By Jonathan Rawcliffe
BBC Sport at the Crucible
World Snooker chairman Sir Rodney Walker claimed the sport's governing body were fully behind the move to keep the World Championship in Sheffield.
Sir Rodney Walker (centre left) announced World Snooker's decision
"The board was unanimous that their choice for both the championship and the location for the new snooker academy, would be Sheffield," he said.
"We anticipate that the World Championship will continue to be held, at least initially, in The Crucible.
"The academy will be in the English Institute of Sport in the Don Valley."
Following World Snooker's decision to allow other venues to bid for the right to stage the tournament, Sheffield's status as host city came under threat.
"The decision we have made was based on an assessment of all the elements in each of the bids," Walker said. "Six cities expressed an interest, and three submitted detailed and fully-costed bids.
"The championship may be held at The Crucible for the entire five years of the new contract.

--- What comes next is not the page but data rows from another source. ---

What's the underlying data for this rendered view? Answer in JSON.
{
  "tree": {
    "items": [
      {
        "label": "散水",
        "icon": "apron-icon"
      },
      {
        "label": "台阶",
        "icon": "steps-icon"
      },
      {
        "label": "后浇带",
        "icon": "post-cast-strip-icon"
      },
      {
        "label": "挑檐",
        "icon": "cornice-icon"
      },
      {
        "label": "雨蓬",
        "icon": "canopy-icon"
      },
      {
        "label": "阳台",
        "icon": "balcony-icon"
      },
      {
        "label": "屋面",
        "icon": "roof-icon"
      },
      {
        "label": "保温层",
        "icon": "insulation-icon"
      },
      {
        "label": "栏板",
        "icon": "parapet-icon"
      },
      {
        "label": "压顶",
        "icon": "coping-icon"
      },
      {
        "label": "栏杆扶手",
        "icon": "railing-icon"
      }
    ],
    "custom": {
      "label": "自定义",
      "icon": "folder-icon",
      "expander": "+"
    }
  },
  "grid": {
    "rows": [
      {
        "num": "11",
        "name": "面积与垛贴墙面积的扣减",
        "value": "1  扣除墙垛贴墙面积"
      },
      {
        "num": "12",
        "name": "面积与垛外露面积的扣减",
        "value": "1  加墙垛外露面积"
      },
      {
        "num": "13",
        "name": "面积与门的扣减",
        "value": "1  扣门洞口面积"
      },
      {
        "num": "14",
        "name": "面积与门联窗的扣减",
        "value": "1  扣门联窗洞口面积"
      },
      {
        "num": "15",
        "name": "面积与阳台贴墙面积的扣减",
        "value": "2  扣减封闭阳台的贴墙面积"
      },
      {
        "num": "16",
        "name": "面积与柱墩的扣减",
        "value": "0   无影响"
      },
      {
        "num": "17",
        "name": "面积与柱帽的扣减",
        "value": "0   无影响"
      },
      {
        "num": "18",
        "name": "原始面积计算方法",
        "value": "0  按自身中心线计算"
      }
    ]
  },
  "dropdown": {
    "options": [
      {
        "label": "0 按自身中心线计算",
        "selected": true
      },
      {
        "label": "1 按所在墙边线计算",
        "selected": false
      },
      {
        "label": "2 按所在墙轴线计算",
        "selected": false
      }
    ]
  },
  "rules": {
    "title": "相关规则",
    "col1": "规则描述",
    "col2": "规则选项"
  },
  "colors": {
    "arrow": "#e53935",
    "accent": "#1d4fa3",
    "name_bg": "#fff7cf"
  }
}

However, as part of the agreement with the city of Sheffield, there is a commitment by both parties to begin work now examining the feasibility of a new purpose-built venue.
"That may lead to a new venue before the end of this new contract - we shall have to wait and see."

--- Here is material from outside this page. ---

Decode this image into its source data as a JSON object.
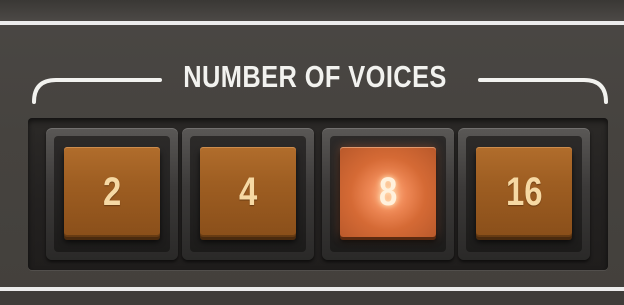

Walker added that the Crucible would undergo a £8-10m refurbishment in 2007, which would improve facilities inside the venue, but would not expand the number of seats in the arena.
"The academy and home for snooker will be established in the £25m English Institute of Sport," he continued. "We have been allocated 6,000 square feet of space inside that building to create the academy and office accommodation.
"We hope to establish a new federation of cue sports there, which will bring together the amateur bodies from within the UK and perhaps even the amateur organisations from Europe.
"This is a very exciting time for snooker, and I'm delighted that both these important aspects of snooker's future are to be held in Sheffield."
Leader of Sheffield City Council Jan Wilson was elated by the decision.
"For 14 months people in Sheffield and within World Snooker have been working very hard to arrive at this point, and we're confident the success story will continue," she said.
"Snooker is hugely important to the city. It will be so nice to see the next generation of players come through the academy."
David Fletcher, marketing director for council agency Sheffield First for Investment, said: "It feels a bit like somebody must feel when they win the World Championship.
"There was an expectation within the city that somehow we would win it, and there were people outside the city that thought Sheffield was bound to hang onto it.
"But as Sir Rodney made clear today, it was a genuine bidding process. We had to come up with the best bid to secure it. I'm glad now that we did put the effort in," added Fletcher.
"I think it was down to the fact that we had the combination of the both the history of the sport, and we had the superb sports facilities that will now play a role in the snooker academy."